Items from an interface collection
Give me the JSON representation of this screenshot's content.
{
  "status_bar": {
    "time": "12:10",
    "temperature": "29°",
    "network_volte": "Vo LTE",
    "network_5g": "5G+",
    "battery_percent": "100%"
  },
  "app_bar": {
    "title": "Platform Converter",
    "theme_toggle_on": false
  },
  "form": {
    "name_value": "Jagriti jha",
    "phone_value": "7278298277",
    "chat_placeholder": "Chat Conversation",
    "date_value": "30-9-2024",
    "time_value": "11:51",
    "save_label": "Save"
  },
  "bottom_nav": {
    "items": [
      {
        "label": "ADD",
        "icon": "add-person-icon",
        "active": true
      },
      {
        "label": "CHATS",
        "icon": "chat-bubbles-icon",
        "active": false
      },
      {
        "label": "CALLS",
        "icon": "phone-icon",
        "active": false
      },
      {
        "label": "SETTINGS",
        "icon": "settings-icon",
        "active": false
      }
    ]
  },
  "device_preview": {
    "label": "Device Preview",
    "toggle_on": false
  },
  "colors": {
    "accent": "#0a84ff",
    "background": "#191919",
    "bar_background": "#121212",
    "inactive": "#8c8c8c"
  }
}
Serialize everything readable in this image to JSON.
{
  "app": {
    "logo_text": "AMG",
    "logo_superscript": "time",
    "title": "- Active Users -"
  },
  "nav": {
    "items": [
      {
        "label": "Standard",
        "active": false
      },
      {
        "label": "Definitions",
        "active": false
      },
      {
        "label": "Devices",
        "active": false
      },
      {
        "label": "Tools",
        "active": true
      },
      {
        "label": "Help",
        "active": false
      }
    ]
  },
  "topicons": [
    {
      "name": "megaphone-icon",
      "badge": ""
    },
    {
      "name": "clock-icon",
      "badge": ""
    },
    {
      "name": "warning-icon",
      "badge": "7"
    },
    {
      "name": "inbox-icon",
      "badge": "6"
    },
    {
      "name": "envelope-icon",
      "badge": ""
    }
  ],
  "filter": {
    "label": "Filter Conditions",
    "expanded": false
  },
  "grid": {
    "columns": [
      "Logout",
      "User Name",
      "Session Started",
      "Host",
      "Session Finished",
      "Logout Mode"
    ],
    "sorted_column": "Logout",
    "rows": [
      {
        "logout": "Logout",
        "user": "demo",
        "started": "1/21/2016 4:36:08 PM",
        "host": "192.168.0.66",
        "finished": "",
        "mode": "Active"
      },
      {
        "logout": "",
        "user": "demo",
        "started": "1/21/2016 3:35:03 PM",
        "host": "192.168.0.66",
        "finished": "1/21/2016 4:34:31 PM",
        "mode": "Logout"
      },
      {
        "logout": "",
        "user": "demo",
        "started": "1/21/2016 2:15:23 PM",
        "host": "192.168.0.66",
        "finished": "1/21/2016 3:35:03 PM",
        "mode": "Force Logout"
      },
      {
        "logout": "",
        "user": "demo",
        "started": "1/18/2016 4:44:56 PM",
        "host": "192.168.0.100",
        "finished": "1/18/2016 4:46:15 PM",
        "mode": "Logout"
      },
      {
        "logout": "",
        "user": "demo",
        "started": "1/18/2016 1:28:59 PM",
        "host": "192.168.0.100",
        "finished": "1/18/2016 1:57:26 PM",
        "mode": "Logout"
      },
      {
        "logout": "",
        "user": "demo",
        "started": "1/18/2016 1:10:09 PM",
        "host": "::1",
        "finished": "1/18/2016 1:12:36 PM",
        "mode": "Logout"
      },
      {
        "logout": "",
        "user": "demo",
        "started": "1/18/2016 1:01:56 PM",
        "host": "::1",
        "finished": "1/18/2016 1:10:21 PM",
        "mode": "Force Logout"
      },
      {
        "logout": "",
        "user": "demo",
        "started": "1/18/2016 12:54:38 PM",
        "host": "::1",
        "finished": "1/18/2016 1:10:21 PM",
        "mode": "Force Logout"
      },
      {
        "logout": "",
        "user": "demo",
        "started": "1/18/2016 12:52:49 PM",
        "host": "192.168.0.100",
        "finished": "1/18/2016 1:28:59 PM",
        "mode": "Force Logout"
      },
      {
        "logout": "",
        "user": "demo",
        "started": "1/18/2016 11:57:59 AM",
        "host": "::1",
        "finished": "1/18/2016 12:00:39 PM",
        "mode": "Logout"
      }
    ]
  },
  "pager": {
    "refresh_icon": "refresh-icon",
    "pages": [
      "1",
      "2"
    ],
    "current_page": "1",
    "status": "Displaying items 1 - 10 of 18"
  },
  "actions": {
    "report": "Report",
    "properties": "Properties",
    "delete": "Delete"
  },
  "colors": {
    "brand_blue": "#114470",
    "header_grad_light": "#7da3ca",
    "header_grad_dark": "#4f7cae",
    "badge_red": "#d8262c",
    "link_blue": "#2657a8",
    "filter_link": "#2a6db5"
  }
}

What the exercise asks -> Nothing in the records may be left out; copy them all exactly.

Solution below ->
Give me the JSON representation of this screenshot's content.
{
  "status_bar": {
    "time": "12:10",
    "temperature": "29°",
    "network_volte": "Vo LTE",
    "network_5g": "5G+",
    "battery_percent": "100%"
  },
  "app_bar": {
    "title": "Platform Converter",
    "theme_toggle_on": false
  },
  "form": {
    "name_value": "Jagriti jha",
    "phone_value": "7278298277",
    "chat_placeholder": "Chat Conversation",
    "date_value": "30-9-2024",
    "time_value": "11:51",
    "save_label": "Save"
  },
  "bottom_nav": {
    "items": [
      {
        "label": "ADD",
        "icon": "add-person-icon",
        "active": true
      },
      {
        "label": "CHATS",
        "icon": "chat-bubbles-icon",
        "active": false
      },
      {
        "label": "CALLS",
        "icon": "phone-icon",
        "active": false
      },
      {
        "label": "SETTINGS",
        "icon": "settings-icon",
        "active": false
      }
    ]
  },
  "device_preview": {
    "label": "Device Preview",
    "toggle_on": false
  },
  "colors": {
    "accent": "#0a84ff",
    "background": "#191919",
    "bar_background": "#121212",
    "inactive": "#8c8c8c"
  }
}
Serialize everything readable in this image to JSON.
{
  "app": {
    "logo_text": "AMG",
    "logo_superscript": "time",
    "title": "- Active Users -"
  },
  "nav": {
    "items": [
      {
        "label": "Standard",
        "active": false
      },
      {
        "label": "Definitions",
        "active": false
      },
      {
        "label": "Devices",
        "active": false
      },
      {
        "label": "Tools",
        "active": true
      },
      {
        "label": "Help",
        "active": false
      }
    ]
  },
  "topicons": [
    {
      "name": "megaphone-icon",
      "badge": ""
    },
    {
      "name": "clock-icon",
      "badge": ""
    },
    {
      "name": "warning-icon",
      "badge": "7"
    },
    {
      "name": "inbox-icon",
      "badge": "6"
    },
    {
      "name": "envelope-icon",
      "badge": ""
    }
  ],
  "filter": {
    "label": "Filter Conditions",
    "expanded": false
  },
  "grid": {
    "columns": [
      "Logout",
      "User Name",
      "Session Started",
      "Host",
      "Session Finished",
      "Logout Mode"
    ],
    "sorted_column": "Logout",
    "rows": [
      {
        "logout": "Logout",
        "user": "demo",
        "started": "1/21/2016 4:36:08 PM",
        "host": "192.168.0.66",
        "finished": "",
        "mode": "Active"
      },
      {
        "logout": "",
        "user": "demo",
        "started": "1/21/2016 3:35:03 PM",
        "host": "192.168.0.66",
        "finished": "1/21/2016 4:34:31 PM",
        "mode": "Logout"
      },
      {
        "logout": "",
        "user": "demo",
        "started": "1/21/2016 2:15:23 PM",
        "host": "192.168.0.66",
        "finished": "1/21/2016 3:35:03 PM",
        "mode": "Force Logout"
      },
      {
        "logout": "",
        "user": "demo",
        "started": "1/18/2016 4:44:56 PM",
        "host": "192.168.0.100",
        "finished": "1/18/2016 4:46:15 PM",
        "mode": "Logout"
      },
      {
        "logout": "",
        "user": "demo",
        "started": "1/18/2016 1:28:59 PM",
        "host": "192.168.0.100",
        "finished": "1/18/2016 1:57:26 PM",
        "mode": "Logout"
      },
      {
        "logout": "",
        "user": "demo",
        "started": "1/18/2016 1:10:09 PM",
        "host": "::1",
        "finished": "1/18/2016 1:12:36 PM",
        "mode": "Logout"
      },
      {
        "logout": "",
        "user": "demo",
        "started": "1/18/2016 1:01:56 PM",
        "host": "::1",
        "finished": "1/18/2016 1:10:21 PM",
        "mode": "Force Logout"
      },
      {
        "logout": "",
        "user": "demo",
        "started": "1/18/2016 12:54:38 PM",
        "host": "::1",
        "finished": "1/18/2016 1:10:21 PM",
        "mode": "Force Logout"
      },
      {
        "logout": "",
        "user": "demo",
        "started": "1/18/2016 12:52:49 PM",
        "host": "192.168.0.100",
        "finished": "1/18/2016 1:28:59 PM",
        "mode": "Force Logout"
      },
      {
        "logout": "",
        "user": "demo",
        "started": "1/18/2016 11:57:59 AM",
        "host": "::1",
        "finished": "1/18/2016 12:00:39 PM",
        "mode": "Logout"
      }
    ]
  },
  "pager": {
    "refresh_icon": "refresh-icon",
    "pages": [
      "1",
      "2"
    ],
    "current_page": "1",
    "status": "Displaying items 1 - 10 of 18"
  },
  "actions": {
    "report": "Report",
    "properties": "Properties",
    "delete": "Delete"
  },
  "colors": {
    "brand_blue": "#114470",
    "header_grad_light": "#7da3ca",
    "header_grad_dark": "#4f7cae",
    "badge_red": "#d8262c",
    "link_blue": "#2657a8",
    "filter_link": "#2a6db5"
  }
}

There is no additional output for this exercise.